Launching off from the work of James K. A. Smith, in chapter 5 Anderson argues that instead of primarily being shaped by what you think, we are shaped by what we love. We are naturally born as lovers. As St. Thomas Aquinas (whom she quotes) tells us, The things that we love tell us what we are (72). So as women look to live in Him, they will begin to love like He loves and love what He loves. Their affections, in effect, will be transformed and, consequently, will begin to desire the right kinds of things. To say it another way, living as an image bearer means learning to love properly.
In chapter 6, Anderson focuses on grace and how women being made in the image of God is itself a gift of grace because God is sharing His identity with us (88). Ultimately, however, the biggest gift of grace God gives is through his Son, Jesus, through whom women can find their identity as image bearers and learn to live with a disposition of graciousness towards others, for holding grudges is to live inconsistently with being an image bearer (89).
In the remaining chapters, Anderson shows how living as an image bearer affects the way one pursues knowledge and wisdom (ch. 7), a womans gifts and work (ch. 8), a holistic approach to womens complex personhood and responsibilities (ch. 9), and a womans calling (ch. 10), recognizing this all is part of a lifetime process (ch. 11) as all believers await with eager expectation in future fulfillment of our hope as image bearers (ch. 12).
I found this book to be a helpful breath of fresh air. As evangelical literature regarding men and women can often be written in shallow, unrealistic ways on one hand and grounded in cultural gender stereotypes on the other, it was encouraging to see a theologian seek to ground a womans identity in the imago Dei and Gods activity in Christ. I can see this being so healing for women who have so unfairly been viewed by many aspects of society, including the church, in ways which fail to take the imago Dei seriously. Regardless of what ones theology of gender is, Anderson reminds us of the importance of seeing both men and women, not only created in the image of God, but human beings given a grand calling in which we need each other. Men simply cannot fulfill all that God has called humanity to do without women alongside them, bearing so much wisdom, strength, and courage which can easily go unnoticed. As a man, it convicted me concerning ways I have failed to encourage women in the various callings God has given them to pursue and admonished me to be more intentional about learning from all the wise and skilled women God has placed in my life.

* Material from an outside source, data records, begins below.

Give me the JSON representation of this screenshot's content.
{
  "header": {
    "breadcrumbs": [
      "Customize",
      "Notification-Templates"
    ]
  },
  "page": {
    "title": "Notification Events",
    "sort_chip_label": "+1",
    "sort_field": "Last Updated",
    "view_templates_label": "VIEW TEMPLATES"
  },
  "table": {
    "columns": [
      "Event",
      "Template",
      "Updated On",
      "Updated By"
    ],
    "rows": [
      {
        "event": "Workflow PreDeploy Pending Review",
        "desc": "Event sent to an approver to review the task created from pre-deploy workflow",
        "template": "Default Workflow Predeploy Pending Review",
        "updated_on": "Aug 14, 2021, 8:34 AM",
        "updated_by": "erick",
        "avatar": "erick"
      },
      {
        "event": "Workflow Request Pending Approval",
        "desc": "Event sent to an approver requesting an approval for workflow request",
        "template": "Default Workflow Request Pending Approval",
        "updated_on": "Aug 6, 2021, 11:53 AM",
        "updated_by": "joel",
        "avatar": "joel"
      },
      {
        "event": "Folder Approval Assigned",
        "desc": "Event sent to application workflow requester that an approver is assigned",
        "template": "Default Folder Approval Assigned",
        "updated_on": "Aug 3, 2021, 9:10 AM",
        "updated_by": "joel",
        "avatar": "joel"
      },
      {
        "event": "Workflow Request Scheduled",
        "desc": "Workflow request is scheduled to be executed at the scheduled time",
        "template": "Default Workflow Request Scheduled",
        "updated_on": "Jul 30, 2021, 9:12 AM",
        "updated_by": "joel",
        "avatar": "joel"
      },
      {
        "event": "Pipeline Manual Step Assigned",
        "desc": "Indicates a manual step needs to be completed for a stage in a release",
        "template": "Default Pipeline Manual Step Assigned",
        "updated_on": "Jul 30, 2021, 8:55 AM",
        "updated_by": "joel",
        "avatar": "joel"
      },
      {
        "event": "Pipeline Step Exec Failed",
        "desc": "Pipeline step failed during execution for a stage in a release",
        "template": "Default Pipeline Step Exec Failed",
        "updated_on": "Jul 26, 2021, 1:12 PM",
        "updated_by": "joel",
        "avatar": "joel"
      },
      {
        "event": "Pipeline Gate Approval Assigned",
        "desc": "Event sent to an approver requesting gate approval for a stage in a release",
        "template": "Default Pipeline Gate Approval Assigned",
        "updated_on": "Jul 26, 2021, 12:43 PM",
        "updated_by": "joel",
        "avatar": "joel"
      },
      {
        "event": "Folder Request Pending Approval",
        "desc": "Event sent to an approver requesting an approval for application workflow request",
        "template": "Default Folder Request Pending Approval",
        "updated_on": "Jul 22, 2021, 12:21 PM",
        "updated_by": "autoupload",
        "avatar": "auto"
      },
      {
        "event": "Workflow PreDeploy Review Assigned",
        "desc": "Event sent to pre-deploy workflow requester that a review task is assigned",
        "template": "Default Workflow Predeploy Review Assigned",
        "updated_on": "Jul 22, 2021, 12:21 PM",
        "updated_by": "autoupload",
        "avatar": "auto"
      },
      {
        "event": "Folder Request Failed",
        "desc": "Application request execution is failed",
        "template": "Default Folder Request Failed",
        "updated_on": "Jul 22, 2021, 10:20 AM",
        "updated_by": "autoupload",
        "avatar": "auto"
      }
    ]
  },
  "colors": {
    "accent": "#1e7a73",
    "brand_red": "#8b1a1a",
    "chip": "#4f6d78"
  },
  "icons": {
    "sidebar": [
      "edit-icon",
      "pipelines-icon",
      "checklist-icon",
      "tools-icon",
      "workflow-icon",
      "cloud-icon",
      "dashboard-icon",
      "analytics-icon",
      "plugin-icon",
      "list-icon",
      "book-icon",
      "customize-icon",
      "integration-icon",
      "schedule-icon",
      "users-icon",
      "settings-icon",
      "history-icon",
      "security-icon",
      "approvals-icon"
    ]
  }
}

Hannah Andersons Made for More is a wonderful example of the kinds of books needed in the Christian womens market. We must do away with the fluff and bad theology and provide women with golden resources which to feed their minds, warm their affections, and empower their hands and feet. I highly recommend this book and would love to see it in the hands of more women, as they seek to understand their identity in light of Christ and the imago Dei.